Workplace culture has changed after nearly two years of disruption to the fabric of society and has resulted in a collective shift in people’s relationships with work.
According to the annual Fjord Trends report from Accenture, considerable job insecurity and workplace uncertainty has pushed companies to rethink their culture to meet employee’s new needs, priorities, and expectations.
The report provides practical guidance for companies to deliver value and relevance to their customers, employees and society.
Employees reassessing their workplace wants
It says employees are re-assessing what they want and expect from a company culture and employee value proposition. This means that in 2022, enhancing workplace flexibility, benefits packages, and greater employee care and compassion will continue. It is expected to create both challenges and opportunities for businesses looking to retain and recruit talent.

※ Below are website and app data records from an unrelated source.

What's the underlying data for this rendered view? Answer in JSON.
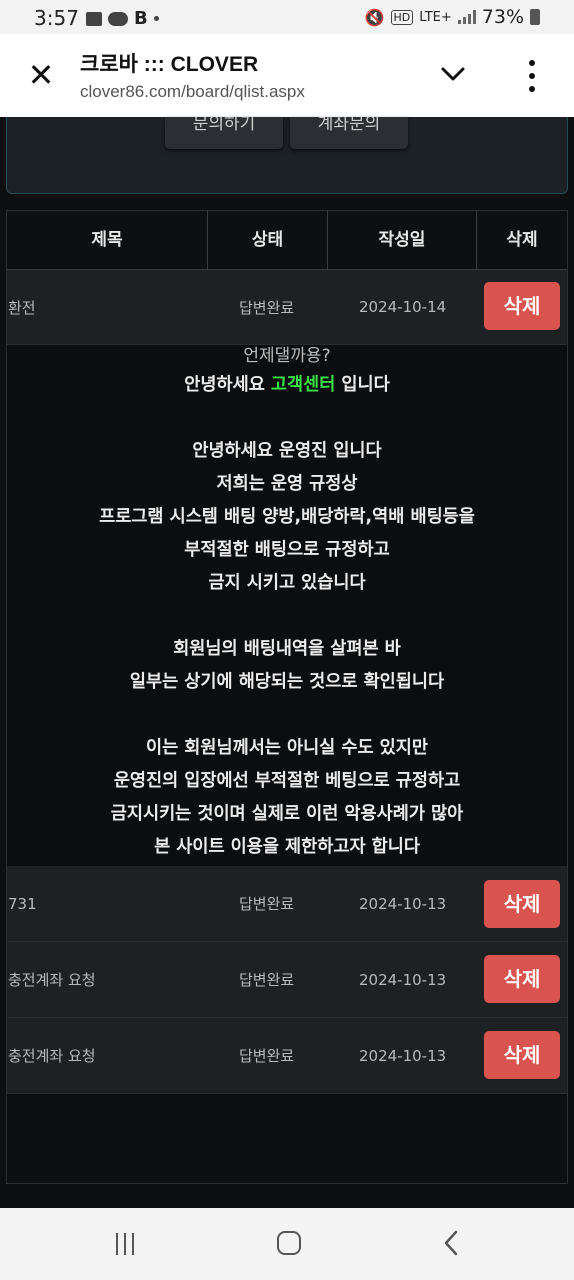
{
  "status_bar": {
    "time": "3:57",
    "network": "LTE+",
    "battery": "73%",
    "hd": "HD"
  },
  "tab": {
    "title": "크로바 ::: CLOVER",
    "url": "clover86.com/board/qlist.aspx",
    "close_icon": "✕"
  },
  "top_buttons": {
    "inquiry": "문의하기",
    "account_inquiry": "계좌문의"
  },
  "table": {
    "headers": [
      "제목",
      "상태",
      "작성일",
      "삭제"
    ],
    "rows": [
      {
        "subject": "환전",
        "status": "답변완료",
        "date": "2024-10-14",
        "delete": "삭제"
      },
      {
        "subject": "731",
        "status": "답변완료",
        "date": "2024-10-13",
        "delete": "삭제"
      },
      {
        "subject": "충전계좌 요청",
        "status": "답변완료",
        "date": "2024-10-13",
        "delete": "삭제"
      },
      {
        "subject": "충전계좌 요청",
        "status": "답변완료",
        "date": "2024-10-13",
        "delete": "삭제"
      }
    ]
  },
  "answer": {
    "question": "언제댈까용?",
    "greeting_prefix": "안녕하세요 ",
    "greeting_highlight": "고객센터",
    "greeting_suffix": " 입니다",
    "lines": [
      "",
      "안녕하세요 운영진 입니다",
      "저희는 운영 규정상",
      "프로그램 시스템 배팅 양방,배당하락,역배 배팅등을",
      "부적절한 배팅으로 규정하고",
      "금지 시키고 있습니다",
      "",
      "회원님의 배팅내역을 살펴본 바",
      "일부는 상기에 해당되는 것으로 확인됩니다",
      "",
      "이는 회원님께서는 아니실 수도 있지만",
      "운영진의 입장에선 부적절한 베팅으로 규정하고",
      "금지시키는 것이며 실제로 이런 악용사례가 많아",
      "본 사이트 이용을 제한하고자 합니다"
    ],
    "highlight_color": "#39e046"
  },
  "colors": {
    "delete_button": "#d9534f",
    "background": "#0d0f10",
    "row_bg": "#1e2124"
  }
}
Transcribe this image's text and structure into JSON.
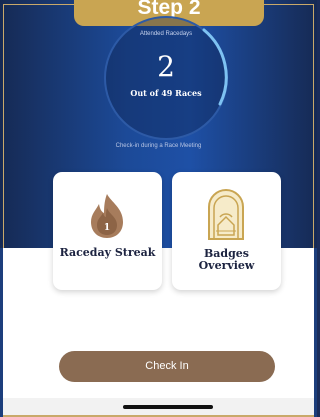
{
  "header": {
    "step_label": "Step 2"
  },
  "progress": {
    "caption": "Attended Racedays",
    "value": "2",
    "subtitle": "Out of 49 Races",
    "completed": 2,
    "total": 49
  },
  "checkin_note": "Check-in during a Race Meeting",
  "cards": {
    "streak": {
      "label": "Raceday Streak",
      "icon": "flame-icon",
      "badge_number": "1"
    },
    "badges": {
      "label_line1": "Badges",
      "label_line2": "Overview",
      "icon": "arch-badge-icon"
    }
  },
  "actions": {
    "checkin_label": "Check In"
  },
  "colors": {
    "accent_gold": "#c9a552",
    "button_brown": "#8a6b52",
    "ring_blue": "#7ec2f2",
    "background_blue": "#1e50a6"
  }
}
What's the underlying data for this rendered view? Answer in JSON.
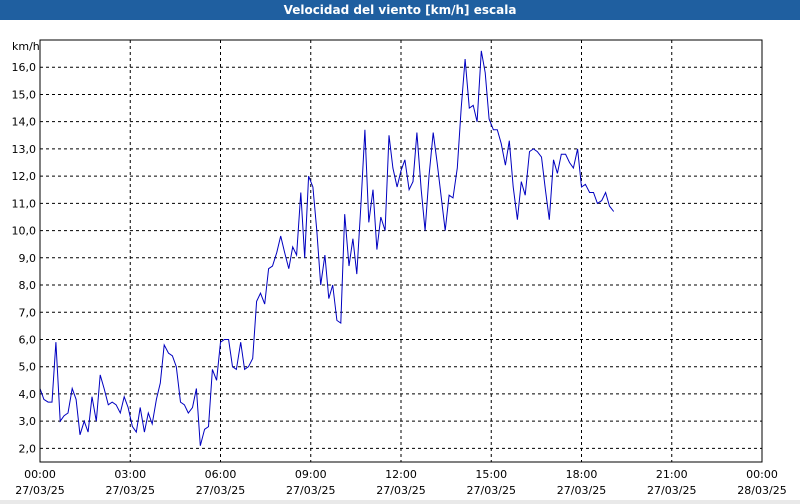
{
  "window": {
    "title": "Velocidad del viento [km/h] escala"
  },
  "colors": {
    "title_bar": "#1f5fa0",
    "series": "#0000c0",
    "grid": "#000000"
  },
  "chart_data": {
    "type": "line",
    "title": "Velocidad del viento [km/h] escala",
    "ylabel": "km/h",
    "xlabel": "",
    "ylim": [
      1.5,
      17.0
    ],
    "xlim_hours": [
      0,
      24
    ],
    "grid": true,
    "y_ticks": [
      "2,0",
      "3,0",
      "4,0",
      "5,0",
      "6,0",
      "7,0",
      "8,0",
      "9,0",
      "10,0",
      "11,0",
      "12,0",
      "13,0",
      "14,0",
      "15,0",
      "16,0"
    ],
    "x_ticks": [
      {
        "time": "00:00",
        "date": "27/03/25"
      },
      {
        "time": "03:00",
        "date": "27/03/25"
      },
      {
        "time": "06:00",
        "date": "27/03/25"
      },
      {
        "time": "09:00",
        "date": "27/03/25"
      },
      {
        "time": "12:00",
        "date": "27/03/25"
      },
      {
        "time": "15:00",
        "date": "27/03/25"
      },
      {
        "time": "18:00",
        "date": "27/03/25"
      },
      {
        "time": "21:00",
        "date": "27/03/25"
      },
      {
        "time": "00:00",
        "date": "28/03/25"
      }
    ],
    "series": [
      {
        "color": "#0000c0",
        "x_hours": [
          0.0,
          0.13,
          0.27,
          0.4,
          0.53,
          0.67,
          0.8,
          0.93,
          1.07,
          1.2,
          1.33,
          1.47,
          1.6,
          1.73,
          1.87,
          2.0,
          2.13,
          2.27,
          2.4,
          2.53,
          2.67,
          2.8,
          2.93,
          3.07,
          3.2,
          3.33,
          3.47,
          3.6,
          3.73,
          3.87,
          4.0,
          4.13,
          4.27,
          4.4,
          4.53,
          4.67,
          4.8,
          4.93,
          5.07,
          5.2,
          5.33,
          5.47,
          5.6,
          5.73,
          5.87,
          6.0,
          6.13,
          6.27,
          6.4,
          6.53,
          6.67,
          6.8,
          6.93,
          7.07,
          7.2,
          7.33,
          7.47,
          7.6,
          7.73,
          7.87,
          8.0,
          8.13,
          8.27,
          8.4,
          8.53,
          8.67,
          8.8,
          8.93,
          9.07,
          9.2,
          9.33,
          9.47,
          9.6,
          9.73,
          9.87,
          10.0,
          10.13,
          10.27,
          10.4,
          10.53,
          10.67,
          10.8,
          10.93,
          11.07,
          11.2,
          11.33,
          11.47,
          11.6,
          11.73,
          11.87,
          12.0,
          12.13,
          12.27,
          12.4,
          12.53,
          12.67,
          12.8,
          12.93,
          13.07,
          13.2,
          13.33,
          13.47,
          13.6,
          13.73,
          13.87,
          14.0,
          14.13,
          14.27,
          14.4,
          14.53,
          14.67,
          14.8,
          14.93,
          15.07,
          15.2,
          15.33,
          15.47,
          15.6,
          15.73,
          15.87,
          16.0,
          16.13,
          16.27,
          16.4,
          16.53,
          16.67,
          16.8,
          16.93,
          17.07,
          17.2,
          17.33,
          17.47,
          17.6,
          17.73,
          17.87,
          18.0,
          18.13,
          18.27,
          18.4,
          18.53,
          18.67,
          18.8,
          18.93,
          19.07,
          19.2,
          19.33,
          19.47,
          19.6,
          19.73,
          19.87,
          20.0,
          20.13,
          20.27,
          20.4,
          20.53,
          20.67,
          20.8,
          20.93,
          21.07,
          21.2,
          21.33,
          21.47,
          21.6,
          21.73,
          21.87,
          22.0,
          22.13,
          22.27,
          22.4,
          22.53,
          22.67,
          22.8,
          22.93,
          23.07,
          23.2,
          23.33,
          23.47,
          23.6,
          23.73,
          23.87
        ],
        "y": [
          4.2,
          3.8,
          3.7,
          3.7,
          5.9,
          3.0,
          3.2,
          3.3,
          4.2,
          3.8,
          2.5,
          3.0,
          2.6,
          3.9,
          3.0,
          4.7,
          4.2,
          3.6,
          3.7,
          3.6,
          3.3,
          3.9,
          3.5,
          2.8,
          2.6,
          3.5,
          2.6,
          3.3,
          2.9,
          3.8,
          4.4,
          5.8,
          5.5,
          5.4,
          5.0,
          3.7,
          3.6,
          3.3,
          3.5,
          4.2,
          2.1,
          2.7,
          2.8,
          4.9,
          4.5,
          5.9,
          6.0,
          6.0,
          5.0,
          4.9,
          5.9,
          4.9,
          5.0,
          5.3,
          7.4,
          7.7,
          7.3,
          8.6,
          8.7,
          9.2,
          9.8,
          9.2,
          8.6,
          9.4,
          9.1,
          11.4,
          9.0,
          12.0,
          11.6,
          10.0,
          8.0,
          9.1,
          7.5,
          8.0,
          6.7,
          6.6,
          10.6,
          8.7,
          9.7,
          8.4,
          11.0,
          13.7,
          10.3,
          11.5,
          9.3,
          10.5,
          10.0,
          13.5,
          12.3,
          11.6,
          12.2,
          12.6,
          11.5,
          11.8,
          13.6,
          11.5,
          10.0,
          12.0,
          13.6,
          12.5,
          11.3,
          10.0,
          11.3,
          11.2,
          12.3,
          14.5,
          16.3,
          14.5,
          14.6,
          14.0,
          16.6,
          15.8,
          14.1,
          13.7,
          13.7,
          13.2,
          12.4,
          13.3,
          11.6,
          10.4,
          11.8,
          11.3,
          12.9,
          13.0,
          12.9,
          12.7,
          11.5,
          10.4,
          12.6,
          12.1,
          12.8,
          12.8,
          12.5,
          12.3,
          13.0,
          11.6,
          11.7,
          11.4,
          11.4,
          11.0,
          11.1,
          11.4,
          10.9,
          10.7
        ]
      }
    ]
  }
}
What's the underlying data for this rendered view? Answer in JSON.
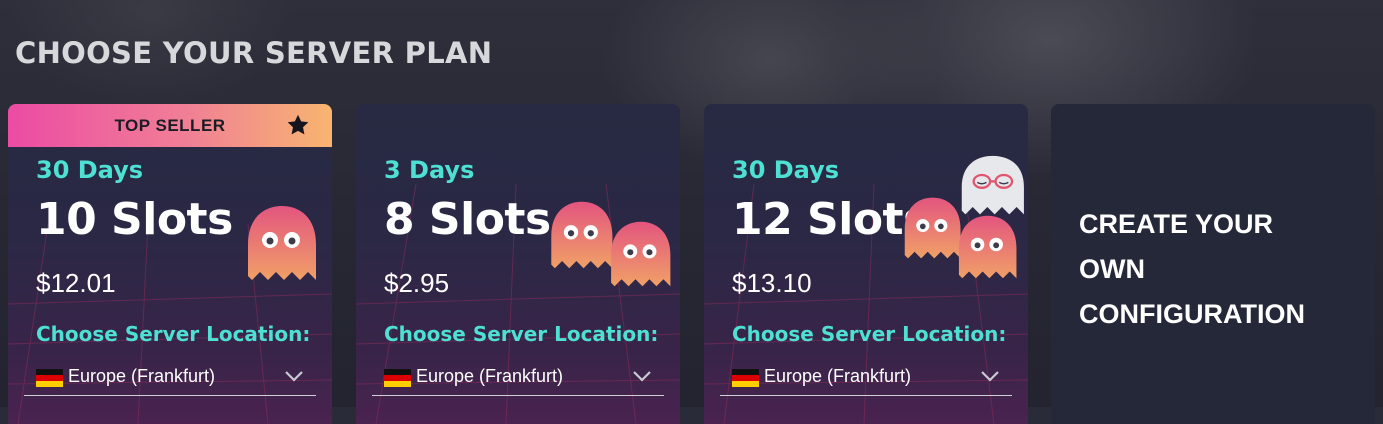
{
  "heading": "CHOOSE YOUR SERVER PLAN",
  "plans": [
    {
      "badge": "TOP SELLER",
      "duration": "30 Days",
      "slots": "10 Slots",
      "price": "$12.01",
      "location_label": "Choose Server Location:",
      "location_value": "Europe (Frankfurt)"
    },
    {
      "duration": "3 Days",
      "slots": "8 Slots",
      "price": "$2.95",
      "location_label": "Choose Server Location:",
      "location_value": "Europe (Frankfurt)"
    },
    {
      "duration": "30 Days",
      "slots": "12 Slots",
      "price": "$13.10",
      "location_label": "Choose Server Location:",
      "location_value": "Europe (Frankfurt)"
    }
  ],
  "custom": {
    "line1": "CREATE YOUR",
    "line2": "OWN",
    "line3": "CONFIGURATION"
  },
  "colors": {
    "accent_cyan": "#4de0d3",
    "badge_gradient_start": "#ec4ba3",
    "badge_gradient_end": "#f8b56f",
    "ghost_pink": "#e0577f"
  },
  "icons": {
    "badge": "star-icon",
    "select": "chevron-down-icon",
    "flag": "germany-flag-icon",
    "mascot": "ghost-icon"
  }
}
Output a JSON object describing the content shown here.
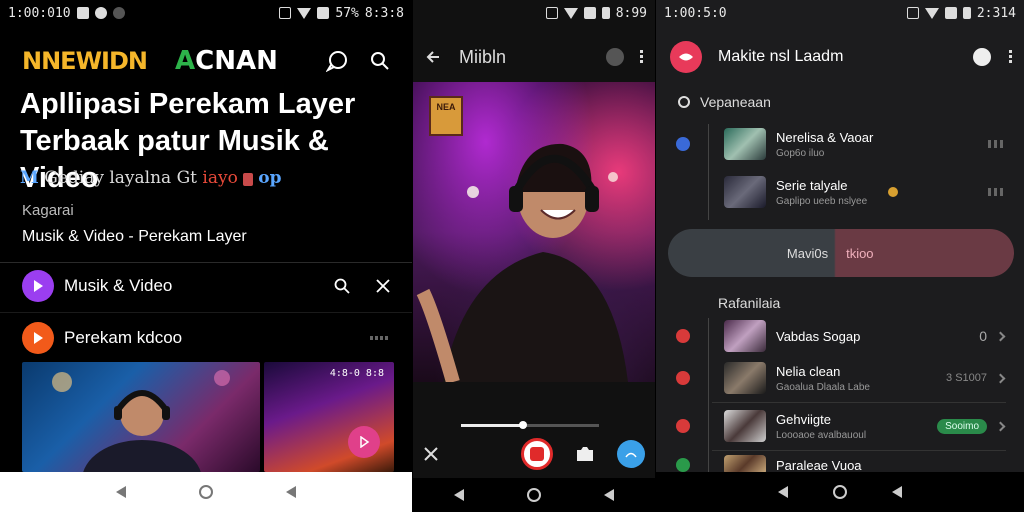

Chief design officer at Accenture Interactive, Abbie Walsh says “The pandemic has resulted in lasting changes to the way we live. We have seen the effects of ‘The Great Resignation,’ with employees leaving jobs and even careers in droves.
“We now have a job seekers’ market and organisations need to work harder than ever to attract and obtain great talent. Staff now see through gimmicky benefits and expect more from their employer for a better lifestyle overall.”
She adds that the latest Fjord Trends report shows that people have started questioning who they are and what matters to them and want real initiatives that support a better home life, such as flexible hours or childcare assistance.
This, she says, will be a challenge for businesses. She said: “This challenge brings great opportunities for businesses to create positive relationships which will develop a way of working which is better for people, society and the planet.”
This is the 15th Fjord Trends annual report, which it says, looks different to other years, with regards to employee behaviours and the trends that will affect businesses in 2022.
Besides, post pandemic priorities changing how people work and want to work, the report also found that people are more conscious of the importance of self-care. They are also more compassionate in the face of a colleague’s personal struggles. The report found that mental health issues, grief or a sudden disruption through illness have become normalised, as well as employees taking on more responsibilities to look after their loved ones.
Flexibility is a non-negotiable priority for employees, as well as the need not to go into the office. Workforces have come to rely on strong internet connections, virtual tools, and video conferencing, rather than needing to be situated within proximity to a physical office.
One of the most important trends is designing internal processes and rules to reduce employees’ mental load. The report says this is a subtle, yet important, way to show care for employees’ wellbeing. It advises that businesses should deliberately design and build care into systems.
It says that employees need the tools to do the work expected of them, and anything that makes these tasks cumbersome should be removed or ‘decluttered’.
The report stresses that it is also important to provide a differentiated experience for employees, whose needs will be different. Companies must adjust the balance of the employee experience to be about more than just task productivity.
The full report can be accessed here